Hydrochloric acid is a strong acid that can cause severe chemical burns if it comes in contact with your skin.
Toilet cleaners, pool chemicals, and some fertilizers are common household sources of hydrochloric acid. Your stomach acid is also primarily made up of hydrochloric acid, but a protective mucus protects the inside of your stomach from damage.
Hydrochloric acid burns are one of the most frequently treated types of chemical burns. Even though only a small fraction of total burns are chemical burns, chemical burns are responsible for one-third of burn-related deaths.
Keep reading to find out the most common symptoms of a hydrochloric acid reaction and the steps you should take immediately if you spill hydrochloric acid on your skin.
Hydrochloric acid can cause damage if it comes into contact with your lungs, eyes, stomach, or skin.
If hydrochloric acid comes into contact with your skin, it can cause:
- chemical burns
If hydrochloric acid comes into contact with your eyes, it can cause:
- vision loss
- potentially permanent eye damage
- eye discharge
Chemical burns on your skin can be mild or severe depending on how much the acid is diluted and how long the acid is in contact with your skin.
Like with other types of burns, chemical burns can be categorized based on how deeply they penetrate your skin.
- First degree.
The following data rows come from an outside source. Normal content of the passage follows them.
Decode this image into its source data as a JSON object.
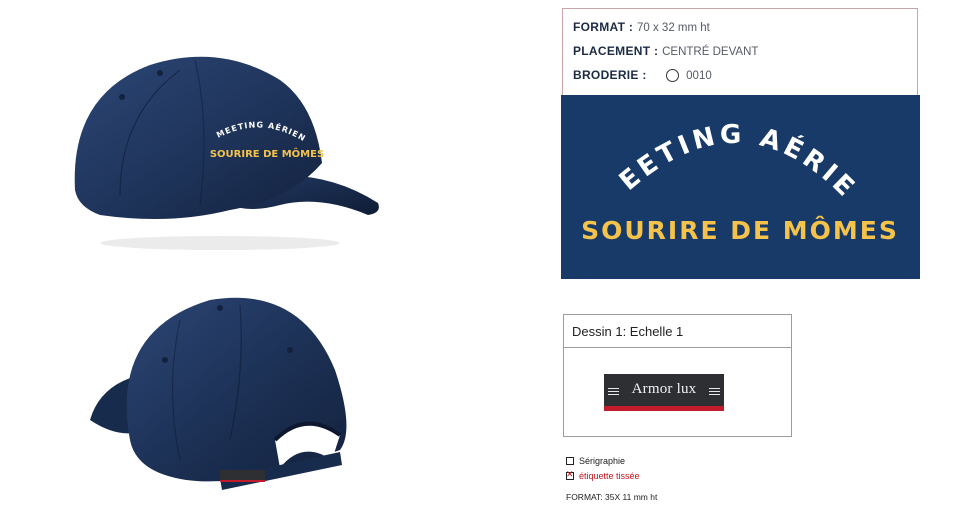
{
  "spec": {
    "format_label": "FORMAT :",
    "format_value": "70 x 32 mm ht",
    "placement_label": "PLACEMENT :",
    "placement_value": "CENTRÉ DEVANT",
    "embroidery_label": "BRODERIE :",
    "embroidery_value": "0010"
  },
  "design": {
    "arc_text": "MEETING AÉRIEN",
    "main_text": "SOURIRE DE MÔMES",
    "background_color": "#173a68",
    "arc_color": "#ffffff",
    "main_color": "#f5c34a"
  },
  "drawing": {
    "title": "Dessin 1: Echelle 1",
    "brand": "Armor lux"
  },
  "options": [
    {
      "label": "Sérigraphie",
      "checked": false,
      "color": "#222222"
    },
    {
      "label": "étiquette tissée",
      "checked": true,
      "color": "#c0141c"
    }
  ],
  "label_format": "FORMAT: 35X 11 mm ht",
  "cap_colors": {
    "navy": "#1d3257",
    "navy_dark": "#13213d",
    "navy_light": "#2c4675"
  }
}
These burns only damage your
top layer of skin. They often cause red and tender skin but rarely cause blisters.
- Second degree. Seconddegree burns extend into the deep layers of your skin. They often cause painful red blisters and may need medical attention.
- Third degree. These burns extend through your skin and into the fat tissue below. They may not cause pain if nerves become damaged but require immediate medical attention.
- Fourth degree. Fourth degree burns extend into deep tissue layers like your tendons or bones. They may cause damage that requires limb amputation.
It’s critical to take proper precautions when handling potentially dangerous chemicals. Hydrochloric acid has the potential to cause life threatening burns.
Symptoms of inhaling and ingesting HCl
Inhaling hydrochloric acid has the potential to seriously damage your lungs and respiratory system. It may lead to:
- nose irritation
- upper respiratory tract damage
- breakdown of lung tissue
- shortness of breath
- chest tightness
- rapid breathing
- fluid buildup in your lungs
Ingestion of hydrochloric acid may lead to:
- potentially permanent lip and mouth damage
- esophagus or stomach damage
- difficulty swallowing
Hydrochloric acid burns can cause major injuries. Follow the steps below right away and call 911.
If your skin comes into contact with hydrochloric acid, it can result in severe burns that need medical attention.
If you have a chemical burn, you should follow these steps immediately:
- Flush your skin of the hydrochloric acid by running cool water over the affected area for 10 minutes.
- Remove any clothing or jewelry that came in contain with the acid.
- Cover your burn with a sterile gauze bandage.
- Flush the area again if needed.
- Contact 911 or seek immediate medical care if your burn is severe.
Burns larger than 3 inches across or those on your hands, feet, face, or groin require prompt medical attention.
Hydrochloric acid makes up the majority of the acid in your stomach. Cells in your stomach called parietal cells produce this acid and secrete it into your stomach to help break down food.
Even though hydrochloric acid can cause severe burns to your skin, your stomach is protected by a
When your body’s protective barrier of mucus is disrupted, stomach ulcers may form. Long-term use of nonsteroidal anti-inflammatory drugs (NSAIDs) and bacterial infections are the most common causes of stomach ulcers.
Skin care products don’t contain hydrochloric acid. However, many skin care products contain another acid called hyaluronic acid.
Many people mistake hyaluronic acid for hydrochloric acid. Even though the two acids sound similar, they aren’t related.
Here’s an overview of how these two acids are different:
- a strong acid that can cause chemical burns
- naturally found in your stomach
- used in pool cleaners and tile cleaners
- helps your body break down food
- naturally found in your skin, eyes, and joints
- often found in skin care products
- found in some eye drops
- used in the treatment of cataracts
Hydrochloric acid can cause a severe chemical burn if it comes into contact with your skin. It’s found in pool chemicals, some fertilizer, and some household cleaners.
You can reduce your chances of having a chemical burn by taking the proper precautions when handling dangerous chemicals:
- Keep chemicals in a high place not reachable by children.
- Wear protective glasses and clothing when handling chemicals.
- Keep all your chemicals in sealed containers.
- Minimize your use of dangerous chemicals.
- Leave all chemicals in labeled containers.